>>>

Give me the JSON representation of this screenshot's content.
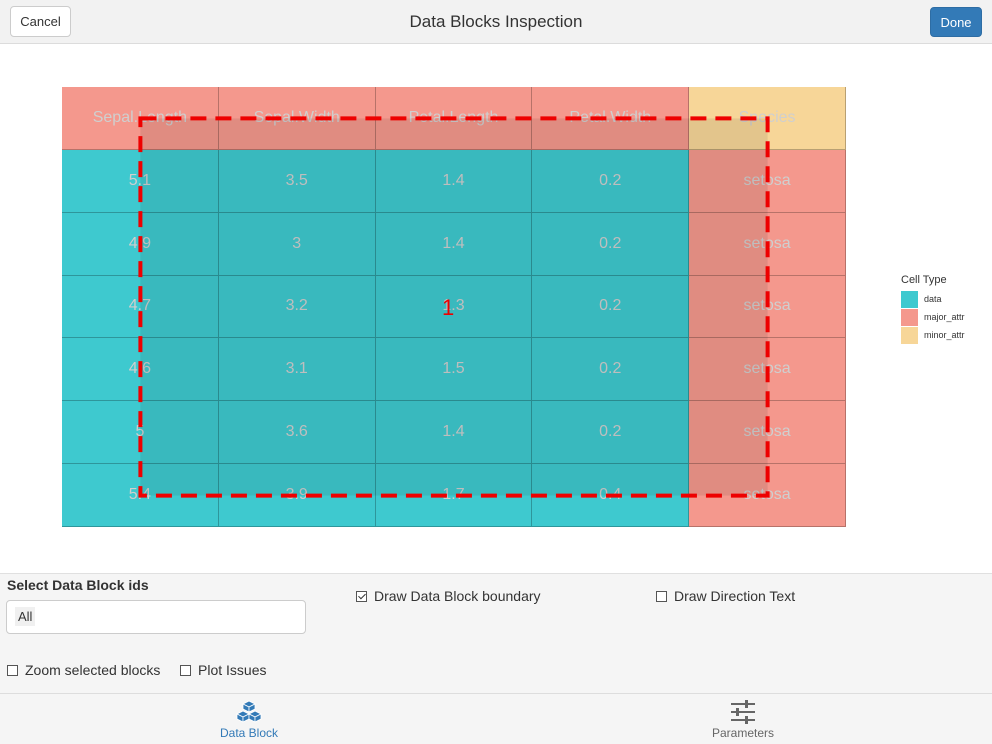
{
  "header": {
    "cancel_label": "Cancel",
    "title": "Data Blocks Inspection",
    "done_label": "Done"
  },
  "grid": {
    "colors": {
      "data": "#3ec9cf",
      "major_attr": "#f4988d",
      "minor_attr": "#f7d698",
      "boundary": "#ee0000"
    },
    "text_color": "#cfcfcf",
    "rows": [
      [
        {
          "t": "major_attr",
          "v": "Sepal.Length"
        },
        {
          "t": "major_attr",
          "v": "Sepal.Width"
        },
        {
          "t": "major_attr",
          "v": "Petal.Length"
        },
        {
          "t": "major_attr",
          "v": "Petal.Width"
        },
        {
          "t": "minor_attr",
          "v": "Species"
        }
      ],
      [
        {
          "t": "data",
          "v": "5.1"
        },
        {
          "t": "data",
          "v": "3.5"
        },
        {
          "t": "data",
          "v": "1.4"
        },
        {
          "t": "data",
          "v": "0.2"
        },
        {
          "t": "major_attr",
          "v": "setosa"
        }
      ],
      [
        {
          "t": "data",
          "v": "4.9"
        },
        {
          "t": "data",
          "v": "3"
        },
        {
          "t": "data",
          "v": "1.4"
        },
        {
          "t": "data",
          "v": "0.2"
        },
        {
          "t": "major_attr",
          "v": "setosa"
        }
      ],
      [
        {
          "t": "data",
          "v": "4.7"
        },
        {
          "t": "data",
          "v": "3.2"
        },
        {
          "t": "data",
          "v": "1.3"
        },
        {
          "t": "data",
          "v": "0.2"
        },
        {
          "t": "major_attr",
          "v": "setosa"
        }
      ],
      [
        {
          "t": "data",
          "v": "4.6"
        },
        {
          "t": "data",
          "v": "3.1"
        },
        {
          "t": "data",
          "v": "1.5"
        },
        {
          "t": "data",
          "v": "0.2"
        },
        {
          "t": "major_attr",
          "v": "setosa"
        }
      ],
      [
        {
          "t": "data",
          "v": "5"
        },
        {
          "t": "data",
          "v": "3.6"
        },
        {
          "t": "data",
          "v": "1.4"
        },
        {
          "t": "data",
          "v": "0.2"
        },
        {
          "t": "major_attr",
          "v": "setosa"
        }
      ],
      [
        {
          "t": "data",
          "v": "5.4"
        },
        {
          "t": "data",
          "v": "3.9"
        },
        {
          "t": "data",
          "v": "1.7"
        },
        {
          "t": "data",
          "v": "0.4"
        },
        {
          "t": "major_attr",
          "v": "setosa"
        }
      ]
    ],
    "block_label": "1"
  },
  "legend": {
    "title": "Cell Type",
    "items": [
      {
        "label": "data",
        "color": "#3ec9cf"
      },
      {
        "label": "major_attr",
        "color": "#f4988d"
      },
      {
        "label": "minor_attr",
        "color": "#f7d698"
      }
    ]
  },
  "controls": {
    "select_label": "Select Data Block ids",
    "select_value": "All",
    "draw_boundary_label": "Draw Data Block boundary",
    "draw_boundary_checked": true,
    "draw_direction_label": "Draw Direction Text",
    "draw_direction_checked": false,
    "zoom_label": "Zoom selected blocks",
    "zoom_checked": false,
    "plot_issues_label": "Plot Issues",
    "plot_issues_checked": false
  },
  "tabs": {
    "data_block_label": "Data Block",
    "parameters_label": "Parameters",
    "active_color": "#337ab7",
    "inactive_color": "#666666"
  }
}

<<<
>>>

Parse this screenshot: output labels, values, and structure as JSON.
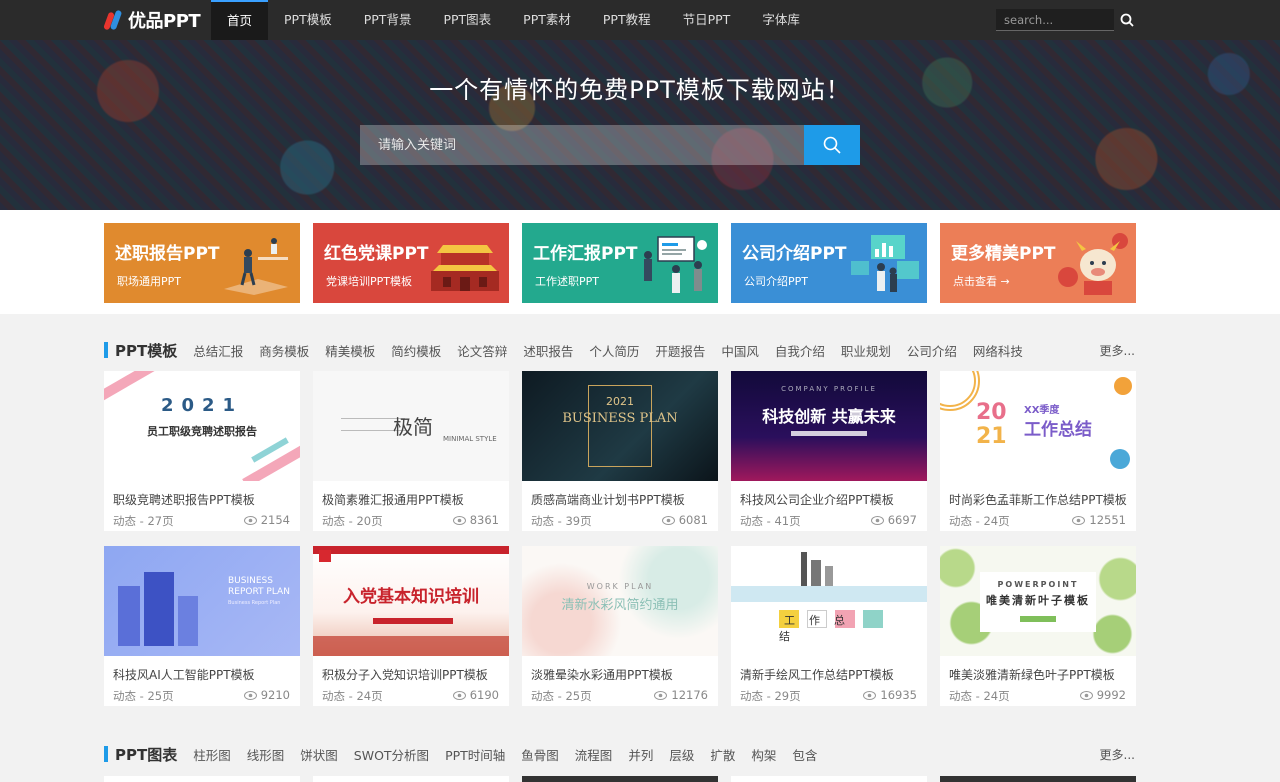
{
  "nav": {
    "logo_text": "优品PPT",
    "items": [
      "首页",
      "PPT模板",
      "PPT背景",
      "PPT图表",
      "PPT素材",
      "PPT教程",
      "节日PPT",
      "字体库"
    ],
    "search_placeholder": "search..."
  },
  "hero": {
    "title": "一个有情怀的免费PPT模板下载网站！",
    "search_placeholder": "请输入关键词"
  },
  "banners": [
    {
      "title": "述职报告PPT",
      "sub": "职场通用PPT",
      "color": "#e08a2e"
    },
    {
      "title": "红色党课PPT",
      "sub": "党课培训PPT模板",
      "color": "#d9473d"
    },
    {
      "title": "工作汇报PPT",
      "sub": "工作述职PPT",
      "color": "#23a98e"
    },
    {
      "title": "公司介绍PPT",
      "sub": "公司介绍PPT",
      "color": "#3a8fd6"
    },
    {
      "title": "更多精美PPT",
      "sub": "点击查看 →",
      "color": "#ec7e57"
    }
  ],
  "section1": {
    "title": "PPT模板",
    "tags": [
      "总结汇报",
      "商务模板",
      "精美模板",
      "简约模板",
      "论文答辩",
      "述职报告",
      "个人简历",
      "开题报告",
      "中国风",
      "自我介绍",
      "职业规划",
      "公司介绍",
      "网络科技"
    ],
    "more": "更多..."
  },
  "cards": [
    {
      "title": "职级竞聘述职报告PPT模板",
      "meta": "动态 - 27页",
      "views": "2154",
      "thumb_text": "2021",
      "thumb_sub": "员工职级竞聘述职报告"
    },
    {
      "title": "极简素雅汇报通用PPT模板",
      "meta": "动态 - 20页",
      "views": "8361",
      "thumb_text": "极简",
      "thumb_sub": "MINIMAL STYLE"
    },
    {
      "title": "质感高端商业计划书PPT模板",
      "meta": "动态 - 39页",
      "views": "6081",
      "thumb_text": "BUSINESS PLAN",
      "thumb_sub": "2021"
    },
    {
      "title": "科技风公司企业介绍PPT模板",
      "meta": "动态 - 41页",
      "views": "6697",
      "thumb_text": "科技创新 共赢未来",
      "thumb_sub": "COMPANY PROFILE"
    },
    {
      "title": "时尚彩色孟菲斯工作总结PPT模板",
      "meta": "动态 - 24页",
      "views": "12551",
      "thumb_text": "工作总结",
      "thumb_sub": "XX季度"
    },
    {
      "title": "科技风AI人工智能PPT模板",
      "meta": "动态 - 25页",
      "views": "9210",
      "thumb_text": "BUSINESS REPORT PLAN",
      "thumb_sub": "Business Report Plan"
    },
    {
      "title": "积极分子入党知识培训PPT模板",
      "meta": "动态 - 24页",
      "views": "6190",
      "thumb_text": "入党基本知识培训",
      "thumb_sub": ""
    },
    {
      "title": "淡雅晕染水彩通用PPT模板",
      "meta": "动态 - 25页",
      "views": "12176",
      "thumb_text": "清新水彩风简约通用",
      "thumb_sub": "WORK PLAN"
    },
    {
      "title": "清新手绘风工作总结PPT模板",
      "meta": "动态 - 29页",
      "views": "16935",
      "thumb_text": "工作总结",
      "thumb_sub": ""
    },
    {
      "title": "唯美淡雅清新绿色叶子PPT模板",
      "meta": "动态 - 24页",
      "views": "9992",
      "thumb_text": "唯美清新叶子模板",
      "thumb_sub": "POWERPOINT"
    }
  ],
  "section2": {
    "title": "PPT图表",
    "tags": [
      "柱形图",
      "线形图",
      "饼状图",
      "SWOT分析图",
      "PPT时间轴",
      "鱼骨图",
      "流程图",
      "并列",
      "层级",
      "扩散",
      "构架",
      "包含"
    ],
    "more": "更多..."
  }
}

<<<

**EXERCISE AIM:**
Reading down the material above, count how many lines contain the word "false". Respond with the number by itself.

**WRITTEN ANSWER:**
3